** What you should do **
Lines holding the string "group" are the ones to copy; find them all in the data.
[The input]
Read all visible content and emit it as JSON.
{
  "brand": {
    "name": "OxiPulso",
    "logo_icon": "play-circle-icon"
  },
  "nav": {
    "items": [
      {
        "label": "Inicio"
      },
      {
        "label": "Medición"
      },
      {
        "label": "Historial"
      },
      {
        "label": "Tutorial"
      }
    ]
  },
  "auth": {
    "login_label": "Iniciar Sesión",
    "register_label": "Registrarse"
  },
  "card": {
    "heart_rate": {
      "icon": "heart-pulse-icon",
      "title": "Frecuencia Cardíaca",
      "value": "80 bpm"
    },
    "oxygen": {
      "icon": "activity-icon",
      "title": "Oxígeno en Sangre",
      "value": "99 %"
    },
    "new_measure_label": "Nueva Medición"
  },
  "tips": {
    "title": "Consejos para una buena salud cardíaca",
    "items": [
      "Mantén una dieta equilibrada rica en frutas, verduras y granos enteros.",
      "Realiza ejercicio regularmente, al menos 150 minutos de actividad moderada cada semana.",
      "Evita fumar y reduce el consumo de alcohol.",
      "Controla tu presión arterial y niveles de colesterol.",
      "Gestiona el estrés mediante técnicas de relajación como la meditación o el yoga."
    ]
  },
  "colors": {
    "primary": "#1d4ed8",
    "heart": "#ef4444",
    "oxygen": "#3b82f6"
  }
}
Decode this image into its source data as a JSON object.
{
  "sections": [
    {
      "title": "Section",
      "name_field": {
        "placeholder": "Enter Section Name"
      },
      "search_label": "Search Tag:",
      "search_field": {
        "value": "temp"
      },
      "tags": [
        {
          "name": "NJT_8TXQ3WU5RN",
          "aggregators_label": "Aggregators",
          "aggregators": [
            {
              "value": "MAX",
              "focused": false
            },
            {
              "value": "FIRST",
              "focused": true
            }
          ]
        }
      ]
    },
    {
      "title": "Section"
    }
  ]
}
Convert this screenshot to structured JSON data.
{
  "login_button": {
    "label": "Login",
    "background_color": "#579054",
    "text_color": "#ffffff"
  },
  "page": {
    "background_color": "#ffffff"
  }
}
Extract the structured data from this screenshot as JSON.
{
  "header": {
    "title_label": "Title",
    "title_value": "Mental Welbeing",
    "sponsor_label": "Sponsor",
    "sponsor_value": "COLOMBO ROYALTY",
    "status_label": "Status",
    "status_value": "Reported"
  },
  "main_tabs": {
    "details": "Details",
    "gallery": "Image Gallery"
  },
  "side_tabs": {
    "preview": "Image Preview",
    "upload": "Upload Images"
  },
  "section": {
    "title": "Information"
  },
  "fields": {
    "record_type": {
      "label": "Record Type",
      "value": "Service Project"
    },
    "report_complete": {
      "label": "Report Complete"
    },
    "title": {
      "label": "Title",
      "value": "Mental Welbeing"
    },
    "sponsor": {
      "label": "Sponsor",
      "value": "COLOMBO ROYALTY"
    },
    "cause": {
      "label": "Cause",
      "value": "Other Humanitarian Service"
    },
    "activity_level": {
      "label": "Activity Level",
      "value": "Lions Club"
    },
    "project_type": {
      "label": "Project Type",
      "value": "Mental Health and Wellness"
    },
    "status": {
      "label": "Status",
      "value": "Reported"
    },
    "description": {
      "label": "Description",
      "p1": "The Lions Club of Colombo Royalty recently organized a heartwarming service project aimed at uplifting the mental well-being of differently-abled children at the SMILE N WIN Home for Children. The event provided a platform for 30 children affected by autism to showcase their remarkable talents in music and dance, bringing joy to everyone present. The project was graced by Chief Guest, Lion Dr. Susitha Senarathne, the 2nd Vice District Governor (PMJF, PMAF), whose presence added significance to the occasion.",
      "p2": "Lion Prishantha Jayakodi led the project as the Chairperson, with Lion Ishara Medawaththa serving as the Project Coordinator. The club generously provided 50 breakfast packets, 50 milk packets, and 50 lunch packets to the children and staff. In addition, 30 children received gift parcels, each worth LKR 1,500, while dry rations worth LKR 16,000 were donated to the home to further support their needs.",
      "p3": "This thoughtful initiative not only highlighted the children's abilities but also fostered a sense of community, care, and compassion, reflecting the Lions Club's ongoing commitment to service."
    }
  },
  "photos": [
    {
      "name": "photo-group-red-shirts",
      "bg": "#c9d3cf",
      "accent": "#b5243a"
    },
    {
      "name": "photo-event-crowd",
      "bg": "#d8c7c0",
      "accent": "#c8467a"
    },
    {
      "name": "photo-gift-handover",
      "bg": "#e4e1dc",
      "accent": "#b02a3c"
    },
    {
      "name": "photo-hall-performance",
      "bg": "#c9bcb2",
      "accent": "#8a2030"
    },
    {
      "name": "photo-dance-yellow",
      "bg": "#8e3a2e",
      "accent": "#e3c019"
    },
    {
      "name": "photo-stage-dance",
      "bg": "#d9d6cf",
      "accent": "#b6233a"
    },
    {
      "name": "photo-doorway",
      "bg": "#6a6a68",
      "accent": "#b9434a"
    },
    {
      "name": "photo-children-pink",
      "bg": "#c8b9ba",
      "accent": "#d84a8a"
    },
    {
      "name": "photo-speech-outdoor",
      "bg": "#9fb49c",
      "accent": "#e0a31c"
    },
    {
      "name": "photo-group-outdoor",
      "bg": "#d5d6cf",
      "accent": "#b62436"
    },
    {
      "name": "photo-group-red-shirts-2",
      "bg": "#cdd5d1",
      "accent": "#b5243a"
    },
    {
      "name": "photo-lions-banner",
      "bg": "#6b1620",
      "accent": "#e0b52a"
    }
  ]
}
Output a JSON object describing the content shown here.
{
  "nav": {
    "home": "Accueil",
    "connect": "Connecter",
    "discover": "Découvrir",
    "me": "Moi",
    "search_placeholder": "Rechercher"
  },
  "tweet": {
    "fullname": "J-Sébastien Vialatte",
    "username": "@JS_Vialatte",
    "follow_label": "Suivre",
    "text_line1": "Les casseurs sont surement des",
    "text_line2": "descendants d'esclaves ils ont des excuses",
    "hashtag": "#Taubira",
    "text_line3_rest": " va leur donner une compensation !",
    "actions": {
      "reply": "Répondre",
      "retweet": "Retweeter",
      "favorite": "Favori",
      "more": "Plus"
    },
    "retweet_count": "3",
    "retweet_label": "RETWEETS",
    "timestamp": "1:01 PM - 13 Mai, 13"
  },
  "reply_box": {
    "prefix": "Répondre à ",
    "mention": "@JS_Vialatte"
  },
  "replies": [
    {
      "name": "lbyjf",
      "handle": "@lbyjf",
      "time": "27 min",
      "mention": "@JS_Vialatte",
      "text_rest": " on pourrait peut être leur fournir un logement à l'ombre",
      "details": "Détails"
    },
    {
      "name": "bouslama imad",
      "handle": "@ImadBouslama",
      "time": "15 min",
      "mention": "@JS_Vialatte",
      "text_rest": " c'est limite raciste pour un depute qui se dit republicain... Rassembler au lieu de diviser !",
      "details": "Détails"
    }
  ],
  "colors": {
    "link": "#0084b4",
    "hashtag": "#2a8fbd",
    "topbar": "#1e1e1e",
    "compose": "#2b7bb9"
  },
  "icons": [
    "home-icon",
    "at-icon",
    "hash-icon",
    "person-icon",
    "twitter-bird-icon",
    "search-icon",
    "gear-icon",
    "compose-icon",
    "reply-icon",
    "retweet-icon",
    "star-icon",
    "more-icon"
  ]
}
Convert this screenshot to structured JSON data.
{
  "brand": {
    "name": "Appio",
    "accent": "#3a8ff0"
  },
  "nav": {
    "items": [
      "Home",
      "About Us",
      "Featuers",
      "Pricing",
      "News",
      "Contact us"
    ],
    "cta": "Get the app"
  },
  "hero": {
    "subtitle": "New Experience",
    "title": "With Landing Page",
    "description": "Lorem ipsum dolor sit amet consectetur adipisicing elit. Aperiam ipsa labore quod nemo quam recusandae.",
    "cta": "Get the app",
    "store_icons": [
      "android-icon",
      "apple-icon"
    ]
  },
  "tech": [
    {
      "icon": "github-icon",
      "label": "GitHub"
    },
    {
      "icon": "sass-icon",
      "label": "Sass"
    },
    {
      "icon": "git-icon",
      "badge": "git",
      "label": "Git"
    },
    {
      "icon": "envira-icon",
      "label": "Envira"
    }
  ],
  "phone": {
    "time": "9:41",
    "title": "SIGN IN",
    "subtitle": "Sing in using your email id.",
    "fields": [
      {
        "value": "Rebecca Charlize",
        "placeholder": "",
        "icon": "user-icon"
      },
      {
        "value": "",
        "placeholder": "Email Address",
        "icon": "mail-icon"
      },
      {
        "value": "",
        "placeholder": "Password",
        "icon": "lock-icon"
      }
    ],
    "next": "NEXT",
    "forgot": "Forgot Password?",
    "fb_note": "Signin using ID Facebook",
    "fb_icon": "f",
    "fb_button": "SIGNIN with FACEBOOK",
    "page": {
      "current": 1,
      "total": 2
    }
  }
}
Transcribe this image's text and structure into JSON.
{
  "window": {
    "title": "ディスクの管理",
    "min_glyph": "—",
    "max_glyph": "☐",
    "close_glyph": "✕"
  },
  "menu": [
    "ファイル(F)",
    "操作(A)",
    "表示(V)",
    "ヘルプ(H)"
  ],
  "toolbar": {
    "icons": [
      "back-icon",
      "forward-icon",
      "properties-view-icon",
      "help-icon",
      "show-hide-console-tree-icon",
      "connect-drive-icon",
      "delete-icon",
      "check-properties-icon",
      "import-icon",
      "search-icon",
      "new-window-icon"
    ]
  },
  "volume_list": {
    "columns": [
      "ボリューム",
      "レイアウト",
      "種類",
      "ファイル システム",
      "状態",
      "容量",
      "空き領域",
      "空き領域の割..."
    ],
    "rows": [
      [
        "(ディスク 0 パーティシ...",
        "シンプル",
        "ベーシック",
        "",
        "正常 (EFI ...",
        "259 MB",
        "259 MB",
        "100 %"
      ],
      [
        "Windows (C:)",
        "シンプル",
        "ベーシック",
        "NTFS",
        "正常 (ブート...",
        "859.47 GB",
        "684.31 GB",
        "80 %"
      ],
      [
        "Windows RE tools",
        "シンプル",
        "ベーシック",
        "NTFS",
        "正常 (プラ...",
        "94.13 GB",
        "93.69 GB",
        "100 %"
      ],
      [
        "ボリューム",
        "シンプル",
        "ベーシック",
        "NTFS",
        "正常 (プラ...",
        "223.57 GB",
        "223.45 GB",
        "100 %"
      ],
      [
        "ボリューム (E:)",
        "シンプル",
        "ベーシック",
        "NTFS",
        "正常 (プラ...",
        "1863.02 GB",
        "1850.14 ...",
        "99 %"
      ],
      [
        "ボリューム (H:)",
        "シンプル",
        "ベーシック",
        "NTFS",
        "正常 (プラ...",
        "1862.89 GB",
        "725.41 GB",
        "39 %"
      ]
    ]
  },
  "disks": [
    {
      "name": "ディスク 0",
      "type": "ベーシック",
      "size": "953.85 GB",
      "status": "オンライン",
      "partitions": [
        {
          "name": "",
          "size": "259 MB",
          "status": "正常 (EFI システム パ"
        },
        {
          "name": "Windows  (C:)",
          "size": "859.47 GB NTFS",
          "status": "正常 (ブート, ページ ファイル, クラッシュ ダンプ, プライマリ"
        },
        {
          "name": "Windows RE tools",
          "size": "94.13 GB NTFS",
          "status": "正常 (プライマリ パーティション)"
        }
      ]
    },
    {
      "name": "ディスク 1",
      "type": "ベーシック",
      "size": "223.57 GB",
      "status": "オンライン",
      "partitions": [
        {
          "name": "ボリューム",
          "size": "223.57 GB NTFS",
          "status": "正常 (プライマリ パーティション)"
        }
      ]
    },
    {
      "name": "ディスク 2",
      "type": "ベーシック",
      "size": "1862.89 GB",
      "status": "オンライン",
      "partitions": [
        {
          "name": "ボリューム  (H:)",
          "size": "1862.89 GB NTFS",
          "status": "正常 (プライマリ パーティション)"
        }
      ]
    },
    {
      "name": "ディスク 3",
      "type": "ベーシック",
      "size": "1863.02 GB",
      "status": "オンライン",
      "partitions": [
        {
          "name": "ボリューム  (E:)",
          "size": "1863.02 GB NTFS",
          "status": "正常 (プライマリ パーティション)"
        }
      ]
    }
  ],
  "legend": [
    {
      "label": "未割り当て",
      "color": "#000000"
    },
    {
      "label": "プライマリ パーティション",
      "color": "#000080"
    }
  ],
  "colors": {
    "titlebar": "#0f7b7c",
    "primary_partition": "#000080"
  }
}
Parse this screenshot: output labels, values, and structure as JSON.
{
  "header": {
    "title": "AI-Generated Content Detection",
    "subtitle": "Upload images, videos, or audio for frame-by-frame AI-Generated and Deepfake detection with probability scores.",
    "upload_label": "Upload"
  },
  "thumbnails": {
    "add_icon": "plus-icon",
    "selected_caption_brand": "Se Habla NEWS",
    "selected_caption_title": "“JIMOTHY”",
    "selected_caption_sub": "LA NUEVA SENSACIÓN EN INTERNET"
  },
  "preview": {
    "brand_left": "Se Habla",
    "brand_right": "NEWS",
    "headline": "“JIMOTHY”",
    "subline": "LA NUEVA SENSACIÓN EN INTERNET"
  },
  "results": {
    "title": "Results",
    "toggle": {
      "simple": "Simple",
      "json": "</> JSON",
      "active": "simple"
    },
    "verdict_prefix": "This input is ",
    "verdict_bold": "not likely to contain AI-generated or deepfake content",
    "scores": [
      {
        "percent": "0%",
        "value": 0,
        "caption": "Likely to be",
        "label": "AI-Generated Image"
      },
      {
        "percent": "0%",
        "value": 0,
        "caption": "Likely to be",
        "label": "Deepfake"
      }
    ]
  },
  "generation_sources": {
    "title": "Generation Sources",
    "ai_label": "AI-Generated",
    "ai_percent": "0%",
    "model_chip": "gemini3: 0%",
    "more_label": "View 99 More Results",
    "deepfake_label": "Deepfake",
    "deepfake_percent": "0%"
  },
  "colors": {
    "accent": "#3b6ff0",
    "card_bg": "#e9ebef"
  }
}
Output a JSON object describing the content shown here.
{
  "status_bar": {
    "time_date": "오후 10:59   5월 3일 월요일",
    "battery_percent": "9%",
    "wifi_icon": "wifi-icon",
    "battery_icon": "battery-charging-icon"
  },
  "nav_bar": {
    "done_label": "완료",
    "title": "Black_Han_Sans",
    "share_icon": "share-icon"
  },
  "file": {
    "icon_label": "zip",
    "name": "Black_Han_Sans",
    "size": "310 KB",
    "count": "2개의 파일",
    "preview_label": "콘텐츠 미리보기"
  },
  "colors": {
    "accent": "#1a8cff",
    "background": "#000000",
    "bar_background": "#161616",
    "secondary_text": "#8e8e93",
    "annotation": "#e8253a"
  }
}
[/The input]
** Expected answer **
      "name": "photo-group-red-shirts",
      "name": "photo-group-outdoor",
      "name": "photo-group-red-shirts-2",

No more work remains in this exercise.